Sue readily admits that when they began the project, they didn’t know what its use would be. They started out inviting musician friends and held parties where anyone could play anything they liked. Gradually musicians spread the word, and they now have shows about every two or three weeks, consisting mostly of professional artists who don’t fit well into the regular rock, folk, or chamber music scenes. There are microtonal musicians, minimal and ambient musicians, those who play Indian and other ethnic styles, and madrigal singers, as well as shadow theater, some multimedia, and poetry readings.
I can’t resist asking Sue if she can share any particularly colorful Folly Bowl anecdotes. “Do you mean like when the bear walked across the stage?” she replies, “Or when Janet Klein was singing her heart out as a huge garden spider took the opportunity to create an enormous web in the corner of the proscenium arch and anchored it to her microphone, dancing back and forth to the music? At the same time she was dive-bombed by a striped stag beetle. Being a bunch of environmentalists we were all pleased to glimpse the wildlife!”
The community has been supportive and several neighbors regularly attend concerts. Although the music is different, many people are thrilled to hear something unusual or eccentric. More aficionados of modern music are showing up as the word gets out. “Welcome to our world,” declares Sue, “dedicated to love, growth, and as much giggling as possible.”
As for me, I love just knowing that the absurdly unlikely Folly Bowl exists. I love that it celebrates the arts, and the impulse to create, and the better side of human nature.
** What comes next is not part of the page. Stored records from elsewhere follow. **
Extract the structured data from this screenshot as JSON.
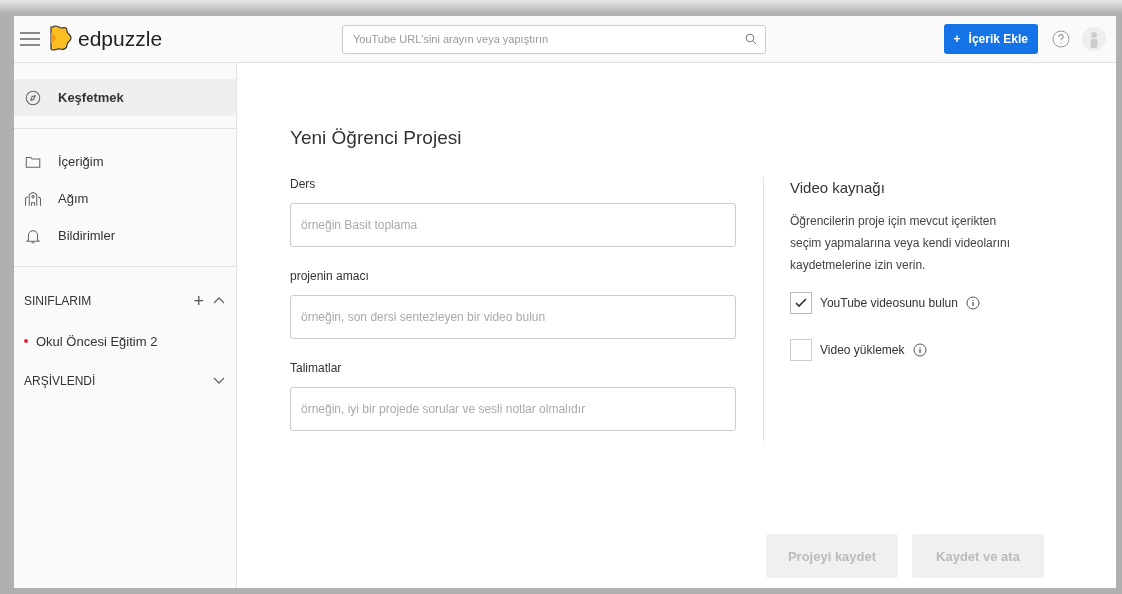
{
  "header": {
    "logo": "edpuzzle",
    "search": {
      "placeholder": "YouTube URL'sini arayın veya yapıştırın"
    },
    "add_button": "+",
    "add_label": "İçerik Ekle"
  },
  "sidebar": {
    "items": [
      {
        "label": "Keşfetmek",
        "selected": true
      }
    ],
    "nav": [
      {
        "label": "İçeriğim",
        "selected": false
      },
      {
        "label": "Ağım",
        "selected": false
      },
      {
        "label": "Bildirimler",
        "selected": false
      }
    ],
    "classes": {
      "title": "SINIFLARIM",
      "add": "+",
      "expanded": true,
      "items": [
        {
          "label": "Okul Öncesi Eğitim 2",
          "color": "#e0283a"
        }
      ]
    },
    "archived": {
      "title": "ARŞİVLENDİ",
      "expanded": false
    }
  },
  "form": {
    "title": "Yeni Öğrenci Projesi",
    "fields": [
      {
        "label": "Ders",
        "placeholder": "örneğin Basit toplama"
      },
      {
        "label": "projenin amacı",
        "placeholder": "örneğin, son dersi sentezleyen bir video bulun"
      },
      {
        "label": "Talimatlar",
        "placeholder": "örneğin, iyi bir projede sorular ve sesli notlar olmalıdır"
      }
    ]
  },
  "video_source": {
    "title": "Video kaynağı",
    "description": "Öğrencilerin proje için mevcut içerikten seçim yapmalarına veya kendi videolarını kaydetmelerine izin verin.",
    "options": [
      {
        "label": "YouTube videosunu bulun",
        "checked": true
      },
      {
        "label": "Video yüklemek",
        "checked": false
      }
    ]
  },
  "buttons": [
    {
      "label": "Projeyi kaydet",
      "disabled": true
    },
    {
      "label": "Kaydet ve ata",
      "disabled": true
    }
  ]
}
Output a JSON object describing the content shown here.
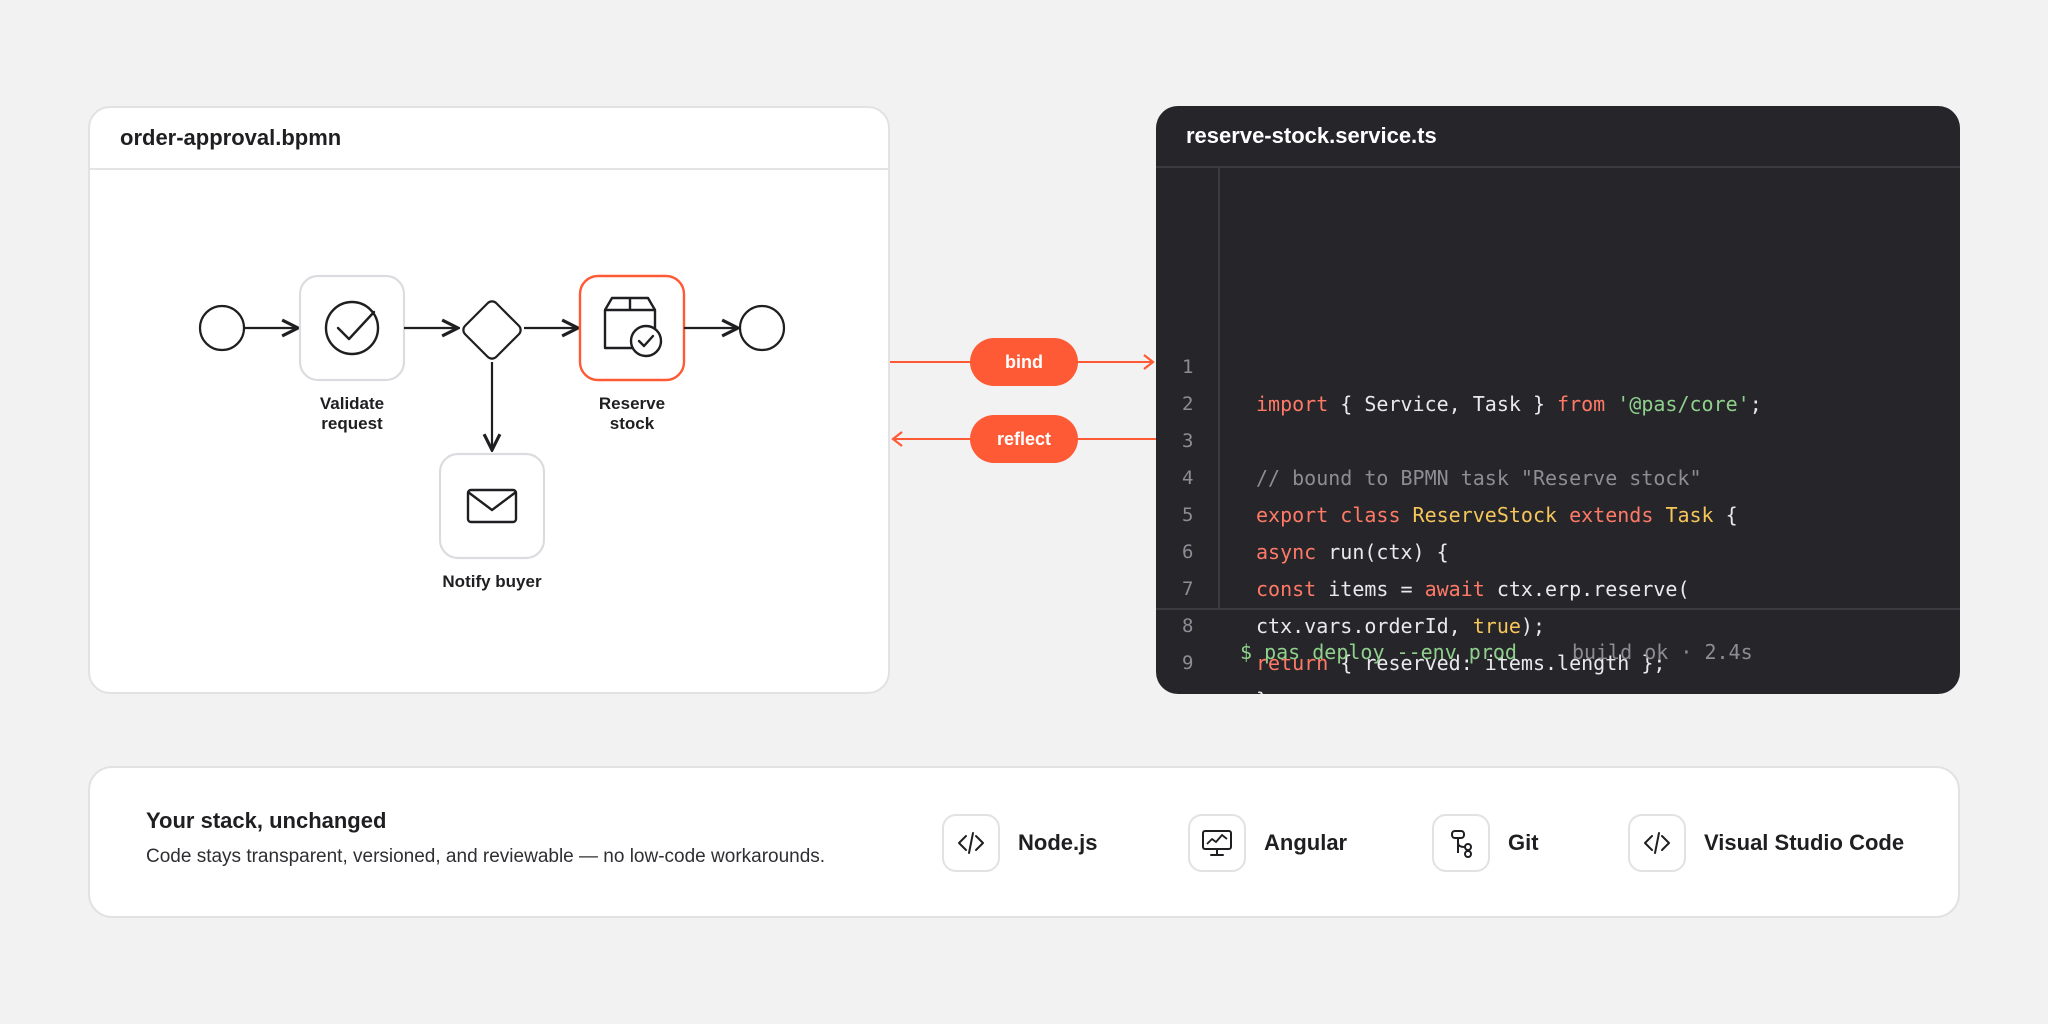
{
  "diagram": {
    "title": "order-approval.bpmn",
    "nodes": {
      "validate": "Validate\nrequest",
      "reserve": "Reserve\nstock",
      "notify": "Notify buyer"
    }
  },
  "connectors": {
    "bind_label": "bind",
    "reflect_label": "reflect"
  },
  "editor": {
    "title": "reserve-stock.service.ts",
    "line_numbers": [
      "1",
      "2",
      "3",
      "4",
      "5",
      "6",
      "7",
      "8",
      "9"
    ],
    "terminal_command": "$ pas deploy --env prod",
    "terminal_result": "build ok · 2.4s"
  },
  "footer": {
    "title": "Your stack, unchanged",
    "subtitle": "Code stays transparent, versioned, and reviewable — no low-code workarounds.",
    "tools": [
      {
        "label": "Node.js",
        "icon": "code-icon"
      },
      {
        "label": "Angular",
        "icon": "monitor-chart-icon"
      },
      {
        "label": "Git",
        "icon": "git-branch-icon"
      },
      {
        "label": "Visual Studio Code",
        "icon": "code-icon"
      }
    ]
  },
  "colors": {
    "accent": "#ff5a36",
    "dark_panel": "#26252a",
    "keyword": "#ff7a66",
    "type": "#f5c65a",
    "string": "#8fd18c"
  }
}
We’re all in this together, but I don’t think it’s healthy to assume prematurely that our cramped little hand basket is headed to hell – plenty of folks are steering frantically around negativity, pushing against the currents of despair, working collectively to change course.
We might just succeed.